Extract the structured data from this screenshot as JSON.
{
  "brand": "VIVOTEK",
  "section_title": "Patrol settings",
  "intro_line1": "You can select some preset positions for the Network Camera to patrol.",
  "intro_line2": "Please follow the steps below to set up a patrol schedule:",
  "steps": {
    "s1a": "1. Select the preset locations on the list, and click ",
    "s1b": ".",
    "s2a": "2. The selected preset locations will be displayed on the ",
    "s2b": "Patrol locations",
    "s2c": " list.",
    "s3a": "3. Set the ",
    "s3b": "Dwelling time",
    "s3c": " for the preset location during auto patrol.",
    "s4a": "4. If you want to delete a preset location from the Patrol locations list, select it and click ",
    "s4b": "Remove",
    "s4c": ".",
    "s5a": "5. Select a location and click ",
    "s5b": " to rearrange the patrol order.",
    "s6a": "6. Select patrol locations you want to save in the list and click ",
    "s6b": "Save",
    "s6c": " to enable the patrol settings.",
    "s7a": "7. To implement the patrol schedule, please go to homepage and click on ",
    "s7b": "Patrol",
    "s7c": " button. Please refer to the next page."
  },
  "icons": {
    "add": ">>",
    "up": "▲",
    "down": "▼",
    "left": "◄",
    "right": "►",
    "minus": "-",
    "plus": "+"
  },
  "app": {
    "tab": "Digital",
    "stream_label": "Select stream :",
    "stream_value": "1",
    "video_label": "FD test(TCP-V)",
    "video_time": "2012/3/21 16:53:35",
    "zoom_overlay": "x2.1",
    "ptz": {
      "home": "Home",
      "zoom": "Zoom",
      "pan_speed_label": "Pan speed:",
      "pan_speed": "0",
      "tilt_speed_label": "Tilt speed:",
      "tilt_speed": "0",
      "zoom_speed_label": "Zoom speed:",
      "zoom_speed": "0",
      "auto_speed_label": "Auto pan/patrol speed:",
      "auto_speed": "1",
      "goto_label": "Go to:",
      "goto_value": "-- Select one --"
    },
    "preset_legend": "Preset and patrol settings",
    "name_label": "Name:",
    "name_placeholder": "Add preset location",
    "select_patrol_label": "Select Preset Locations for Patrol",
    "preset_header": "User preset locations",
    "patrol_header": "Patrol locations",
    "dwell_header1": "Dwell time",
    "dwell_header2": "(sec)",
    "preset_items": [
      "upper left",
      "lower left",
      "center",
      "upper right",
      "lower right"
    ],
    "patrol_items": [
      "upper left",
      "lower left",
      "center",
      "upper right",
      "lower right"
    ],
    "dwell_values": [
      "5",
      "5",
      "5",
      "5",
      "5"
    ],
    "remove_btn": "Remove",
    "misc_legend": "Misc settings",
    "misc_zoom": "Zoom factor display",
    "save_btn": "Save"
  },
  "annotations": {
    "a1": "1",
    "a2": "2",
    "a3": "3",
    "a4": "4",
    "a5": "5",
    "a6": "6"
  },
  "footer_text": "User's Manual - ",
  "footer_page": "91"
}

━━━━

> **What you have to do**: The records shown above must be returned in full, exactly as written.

> **Reply to the task**:
Extract the structured data from this screenshot as JSON.
{
  "brand": "VIVOTEK",
  "section_title": "Patrol settings",
  "intro_line1": "You can select some preset positions for the Network Camera to patrol.",
  "intro_line2": "Please follow the steps below to set up a patrol schedule:",
  "steps": {
    "s1a": "1. Select the preset locations on the list, and click ",
    "s1b": ".",
    "s2a": "2. The selected preset locations will be displayed on the ",
    "s2b": "Patrol locations",
    "s2c": " list.",
    "s3a": "3. Set the ",
    "s3b": "Dwelling time",
    "s3c": " for the preset location during auto patrol.",
    "s4a": "4. If you want to delete a preset location from the Patrol locations list, select it and click ",
    "s4b": "Remove",
    "s4c": ".",
    "s5a": "5. Select a location and click ",
    "s5b": " to rearrange the patrol order.",
    "s6a": "6. Select patrol locations you want to save in the list and click ",
    "s6b": "Save",
    "s6c": " to enable the patrol settings.",
    "s7a": "7. To implement the patrol schedule, please go to homepage and click on ",
    "s7b": "Patrol",
    "s7c": " button. Please refer to the next page."
  },
  "icons": {
    "add": ">>",
    "up": "▲",
    "down": "▼",
    "left": "◄",
    "right": "►",
    "minus": "-",
    "plus": "+"
  },
  "app": {
    "tab": "Digital",
    "stream_label": "Select stream :",
    "stream_value": "1",
    "video_label": "FD test(TCP-V)",
    "video_time": "2012/3/21 16:53:35",
    "zoom_overlay": "x2.1",
    "ptz": {
      "home": "Home",
      "zoom": "Zoom",
      "pan_speed_label": "Pan speed:",
      "pan_speed": "0",
      "tilt_speed_label": "Tilt speed:",
      "tilt_speed": "0",
      "zoom_speed_label": "Zoom speed:",
      "zoom_speed": "0",
      "auto_speed_label": "Auto pan/patrol speed:",
      "auto_speed": "1",
      "goto_label": "Go to:",
      "goto_value": "-- Select one --"
    },
    "preset_legend": "Preset and patrol settings",
    "name_label": "Name:",
    "name_placeholder": "Add preset location",
    "select_patrol_label": "Select Preset Locations for Patrol",
    "preset_header": "User preset locations",
    "patrol_header": "Patrol locations",
    "dwell_header1": "Dwell time",
    "dwell_header2": "(sec)",
    "preset_items": [
      "upper left",
      "lower left",
      "center",
      "upper right",
      "lower right"
    ],
    "patrol_items": [
      "upper left",
      "lower left",
      "center",
      "upper right",
      "lower right"
    ],
    "dwell_values": [
      "5",
      "5",
      "5",
      "5",
      "5"
    ],
    "remove_btn": "Remove",
    "misc_legend": "Misc settings",
    "misc_zoom": "Zoom factor display",
    "save_btn": "Save"
  },
  "annotations": {
    "a1": "1",
    "a2": "2",
    "a3": "3",
    "a4": "4",
    "a5": "5",
    "a6": "6"
  },
  "footer_text": "User's Manual - ",
  "footer_page": "91"
}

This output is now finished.